Many of the featured models are the ones that merely happened to go viral on the web, not necessarily what we might consider “the best” of a particular genre. And with the exception of the sandcrawler (posted this past June, just a few months before the book’s release), nearly all of the LEGO creations in the book date to 2009 or earlier.

It’s also odd to see Brickshelf and LUGNET featured as two of the primary websites under “LEGO on the Web.” Yes, Brickshelf and LUGNET. In 2011. (And yes, TBB does make the list under “LEGO Fan Resources” later in the book.)

The Cult of LEGOBut I’m willing to forgive all these flaws in the face of lead times for printed books and the daunting task of making a niche subject like ours much more widely appealing. It was really lovely to see The Cult of LEGO on the Seattle Times’ front-page banner and included in Powell’s Books Black Friday deals as I shopped in Portland after Thanksgiving with my mom.

And for me, it’s those local, personal connections to the book that make it a must-have — seeing pictures from BrickCon, reading profiles of my friends, and thinking back to fun times with Lewis & Clark on the Pacific Coast (the late, great Mr. Pugsly even makes an appearance).

Despite all the pretty photos, John & Joe manage to weave a thread of humanity throughout The Cult of LEGO, so that in reading it you can step into this tight-knit yet simultaneously open-armed world of builders and bloggers, brick artists and LEGO engineers.

Whether you’re a casual LEGO fan or a hardcore builder, The Cult of LEGO has a lot to offer. The book isn’t so much about the unattributed pictures of viral LEGO models you’ve been sent a hundred times by relatives and coworkers as it is the diversity of real people and the community behind them.

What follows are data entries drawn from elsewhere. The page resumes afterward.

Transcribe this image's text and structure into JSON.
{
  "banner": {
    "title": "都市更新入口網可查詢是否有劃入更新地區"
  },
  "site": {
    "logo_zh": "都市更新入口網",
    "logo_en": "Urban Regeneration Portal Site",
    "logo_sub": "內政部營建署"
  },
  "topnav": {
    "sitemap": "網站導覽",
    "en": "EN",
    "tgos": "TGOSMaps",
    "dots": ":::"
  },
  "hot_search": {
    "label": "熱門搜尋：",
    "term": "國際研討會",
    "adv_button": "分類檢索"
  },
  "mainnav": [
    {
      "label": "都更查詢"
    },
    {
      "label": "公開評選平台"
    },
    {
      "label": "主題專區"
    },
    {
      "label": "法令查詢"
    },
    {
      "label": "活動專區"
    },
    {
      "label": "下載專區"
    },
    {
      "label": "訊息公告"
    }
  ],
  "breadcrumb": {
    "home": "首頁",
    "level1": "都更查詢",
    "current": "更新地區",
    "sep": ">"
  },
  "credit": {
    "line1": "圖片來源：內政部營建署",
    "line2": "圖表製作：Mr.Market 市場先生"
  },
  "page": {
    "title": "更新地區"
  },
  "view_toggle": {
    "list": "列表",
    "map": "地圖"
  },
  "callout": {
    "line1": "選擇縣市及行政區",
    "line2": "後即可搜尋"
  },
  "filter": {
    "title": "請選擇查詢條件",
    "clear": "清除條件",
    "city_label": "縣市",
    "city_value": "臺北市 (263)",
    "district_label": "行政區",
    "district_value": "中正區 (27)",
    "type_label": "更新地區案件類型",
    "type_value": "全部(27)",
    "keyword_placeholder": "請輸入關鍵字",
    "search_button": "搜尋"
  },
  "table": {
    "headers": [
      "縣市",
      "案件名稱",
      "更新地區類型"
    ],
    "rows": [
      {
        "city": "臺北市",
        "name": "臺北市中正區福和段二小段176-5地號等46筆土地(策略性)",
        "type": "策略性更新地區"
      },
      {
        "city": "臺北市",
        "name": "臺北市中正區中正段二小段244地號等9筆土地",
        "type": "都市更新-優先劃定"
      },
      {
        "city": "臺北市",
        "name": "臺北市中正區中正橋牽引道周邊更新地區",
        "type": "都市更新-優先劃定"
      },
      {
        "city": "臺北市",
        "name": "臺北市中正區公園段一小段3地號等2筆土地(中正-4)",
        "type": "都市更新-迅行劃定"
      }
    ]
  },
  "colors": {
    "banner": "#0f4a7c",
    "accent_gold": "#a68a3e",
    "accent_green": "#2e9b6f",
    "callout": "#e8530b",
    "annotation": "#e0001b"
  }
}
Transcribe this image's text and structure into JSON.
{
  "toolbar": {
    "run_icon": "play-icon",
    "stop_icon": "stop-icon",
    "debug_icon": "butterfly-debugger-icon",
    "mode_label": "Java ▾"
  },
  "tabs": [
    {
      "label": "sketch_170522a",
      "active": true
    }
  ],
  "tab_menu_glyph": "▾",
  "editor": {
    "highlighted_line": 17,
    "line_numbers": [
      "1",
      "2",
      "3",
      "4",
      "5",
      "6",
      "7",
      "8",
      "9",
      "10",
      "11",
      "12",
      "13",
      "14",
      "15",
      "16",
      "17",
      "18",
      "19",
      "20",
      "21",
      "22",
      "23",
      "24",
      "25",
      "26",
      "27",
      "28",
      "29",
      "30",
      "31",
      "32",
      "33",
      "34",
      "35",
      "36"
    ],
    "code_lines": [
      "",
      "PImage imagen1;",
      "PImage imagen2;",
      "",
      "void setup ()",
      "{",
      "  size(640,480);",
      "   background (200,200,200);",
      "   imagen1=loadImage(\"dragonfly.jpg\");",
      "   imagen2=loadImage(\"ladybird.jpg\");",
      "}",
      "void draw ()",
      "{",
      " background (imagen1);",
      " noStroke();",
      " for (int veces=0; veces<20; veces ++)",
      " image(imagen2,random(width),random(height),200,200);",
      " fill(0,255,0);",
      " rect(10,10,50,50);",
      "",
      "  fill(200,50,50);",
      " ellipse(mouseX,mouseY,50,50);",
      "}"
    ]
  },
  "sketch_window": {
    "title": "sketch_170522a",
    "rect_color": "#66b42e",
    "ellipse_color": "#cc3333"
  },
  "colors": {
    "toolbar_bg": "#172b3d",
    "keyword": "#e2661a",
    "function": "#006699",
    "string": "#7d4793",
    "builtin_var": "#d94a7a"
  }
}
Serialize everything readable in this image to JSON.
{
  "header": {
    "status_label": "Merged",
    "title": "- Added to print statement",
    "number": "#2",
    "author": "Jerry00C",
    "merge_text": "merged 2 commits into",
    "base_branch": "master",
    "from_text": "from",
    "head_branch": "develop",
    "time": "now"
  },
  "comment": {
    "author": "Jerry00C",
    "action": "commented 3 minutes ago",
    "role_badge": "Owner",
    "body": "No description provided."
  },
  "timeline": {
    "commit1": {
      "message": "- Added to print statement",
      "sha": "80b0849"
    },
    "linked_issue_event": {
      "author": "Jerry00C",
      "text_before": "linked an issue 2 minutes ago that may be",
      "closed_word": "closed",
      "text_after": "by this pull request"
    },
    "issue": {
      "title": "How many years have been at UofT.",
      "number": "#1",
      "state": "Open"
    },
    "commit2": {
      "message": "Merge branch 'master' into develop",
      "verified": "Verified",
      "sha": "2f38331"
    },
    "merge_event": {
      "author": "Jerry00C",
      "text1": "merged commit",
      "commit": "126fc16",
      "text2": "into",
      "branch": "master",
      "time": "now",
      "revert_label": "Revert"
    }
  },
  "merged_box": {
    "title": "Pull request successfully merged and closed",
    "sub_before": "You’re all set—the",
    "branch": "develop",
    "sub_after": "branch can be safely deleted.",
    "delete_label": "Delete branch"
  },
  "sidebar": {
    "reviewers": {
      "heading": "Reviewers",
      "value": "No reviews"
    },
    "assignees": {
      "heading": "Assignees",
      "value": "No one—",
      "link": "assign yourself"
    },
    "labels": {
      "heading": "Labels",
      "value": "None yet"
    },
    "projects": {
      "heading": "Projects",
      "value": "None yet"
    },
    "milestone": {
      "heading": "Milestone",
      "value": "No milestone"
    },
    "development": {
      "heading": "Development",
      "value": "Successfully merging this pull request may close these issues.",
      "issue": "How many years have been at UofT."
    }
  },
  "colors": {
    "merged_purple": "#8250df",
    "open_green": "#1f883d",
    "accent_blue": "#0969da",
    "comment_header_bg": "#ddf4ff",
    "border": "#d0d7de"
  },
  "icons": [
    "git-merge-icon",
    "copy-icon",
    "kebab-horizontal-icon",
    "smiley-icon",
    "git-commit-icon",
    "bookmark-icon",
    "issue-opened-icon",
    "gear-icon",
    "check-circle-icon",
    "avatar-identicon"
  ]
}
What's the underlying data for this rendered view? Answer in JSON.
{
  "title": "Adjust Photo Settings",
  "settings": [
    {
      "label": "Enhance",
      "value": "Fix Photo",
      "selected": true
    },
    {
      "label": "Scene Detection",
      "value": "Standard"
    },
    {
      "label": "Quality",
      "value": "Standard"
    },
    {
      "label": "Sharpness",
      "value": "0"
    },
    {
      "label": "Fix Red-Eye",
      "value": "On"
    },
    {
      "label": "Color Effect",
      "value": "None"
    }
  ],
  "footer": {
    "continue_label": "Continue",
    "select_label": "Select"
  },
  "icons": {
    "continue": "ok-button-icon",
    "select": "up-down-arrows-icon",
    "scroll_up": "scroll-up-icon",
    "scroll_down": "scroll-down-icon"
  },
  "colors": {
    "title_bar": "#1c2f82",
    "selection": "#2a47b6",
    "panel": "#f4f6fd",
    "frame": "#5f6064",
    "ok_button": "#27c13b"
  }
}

My verdict: Find room on your LEGO shelf for The Cult of LEGO.